Artists, I know it feels like the art you create is as inseparable from you as a limb. Coming from that mindset it’s hard not to take criticism personally—a critic isn’t just calling your story structure confusing and bloated, but they’re calling you confusing and bloated! However, it’s impossible to improve if you’re so attached to your first draft that you’re unwilling to take the advice of others on how to fix things. A good method of getting over that protective feeling is to sit on criticism for a while before responding. Give yourself some space to process feedback before dismissing it out of hand. Once you give your feelings some time to get out of the way, you’ll be surprised how good it feels to know there are things you can do to improve your piece of art as well as your craft on the whole.
Likewise, critics, try to differentiate between something that is a problem in a piece of art and something you don’t like personally. In writing, tense-switching to a point where the narrative becomes muddled is a genuine structure problem; however, a writer’s choice to stick with writing in the present tense is a valid, subjective choice. You can still comment on it in your feedback but be clear about where you’re coming from. It’s completely reasonable to say, “I personally don’t know if this aspect of the piece really works because of x y z, but it’s up to the artist’s discretion.”
It’s not a style choice if it’s a mistake

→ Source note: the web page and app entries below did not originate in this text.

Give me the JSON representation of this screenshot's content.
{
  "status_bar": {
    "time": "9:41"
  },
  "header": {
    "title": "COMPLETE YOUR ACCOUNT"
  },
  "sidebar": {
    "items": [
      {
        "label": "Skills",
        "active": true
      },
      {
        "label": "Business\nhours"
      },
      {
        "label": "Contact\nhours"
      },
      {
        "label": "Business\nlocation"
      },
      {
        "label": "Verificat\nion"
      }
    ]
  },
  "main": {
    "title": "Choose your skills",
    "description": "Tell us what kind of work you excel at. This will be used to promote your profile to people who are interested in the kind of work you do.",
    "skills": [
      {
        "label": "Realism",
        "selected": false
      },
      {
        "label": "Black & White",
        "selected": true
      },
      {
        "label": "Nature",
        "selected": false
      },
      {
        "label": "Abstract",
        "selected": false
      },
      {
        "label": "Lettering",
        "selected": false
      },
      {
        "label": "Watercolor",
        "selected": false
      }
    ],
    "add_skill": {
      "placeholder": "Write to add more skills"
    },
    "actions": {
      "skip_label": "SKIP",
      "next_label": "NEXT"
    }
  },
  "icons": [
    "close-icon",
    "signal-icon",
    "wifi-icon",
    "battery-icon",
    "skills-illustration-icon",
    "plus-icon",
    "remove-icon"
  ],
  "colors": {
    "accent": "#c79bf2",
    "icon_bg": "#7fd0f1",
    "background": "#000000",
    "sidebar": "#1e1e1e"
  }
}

As an editor, I don’t know how many times I’ve given feedback along the lines of “the dialogue feels stilted because human beings don’t really talk like this” only to get “well my character talks like this” as a response. Yes, there is a time and a place for stylization; however, if your style is distracting from the art itself, you might want to revise your vision. You need to learn the rules before breaking them—often the “style choice” defence is used as an excuse not to practice basic skills. Really ask yourself if the style is necessary for what you’re making, or if you’re just reluctant to fix your craft.
As for critics, well—sometimes it’s not a mistake, it’s a style choice. Just because something is alienating to you doesn’t mean it’s necessarily wrong or bad. Analyze carefully, look for consistency, and check whether or not the artist has their basics down; if they seem to know what they’re doing, then the style could be serving a specific purpose. If the “style choice” is inconsistent, it’s probably a mistake that could be cleaned up in a later draft. If it’s consistent however, then your feedback would fall more along the lines of subjective criticism—it might not work for you, but you can see why the artist has chosen to do it.
Give and receive criticism in good faith
Artists, I cannot stress this enough—if you do not want your work criticized and edited, do not ask for constructive criticism. I find that often people are looking for solely validation and encouragement from concrit circles without telling others of this intention, and that’s really not what these spaces are for. Keep in mind that the people giving you feedback aren’t (or at least, shouldn’t be) looking to make you feel bad. They’re trying to help you to create something better and become a better artist in the process. If you’re unwilling to listen to what they have to say, you’re really just wasting everyone’s time, including your own.
Critics, please remember that there’s a human being on the other end of your criticism. If you aren’t offering solutions to problems you bring up and if your focus is just on tearing a piece down instead of helping the artist make something better, you’re not really helping. Embrace the compliment sandwich; there’s no such thing as a piece of art with no inherent value. Letting an artist know what is working with their piece helps them figure out what their strengths are and what they need to work on just as much as pointing out the flaws.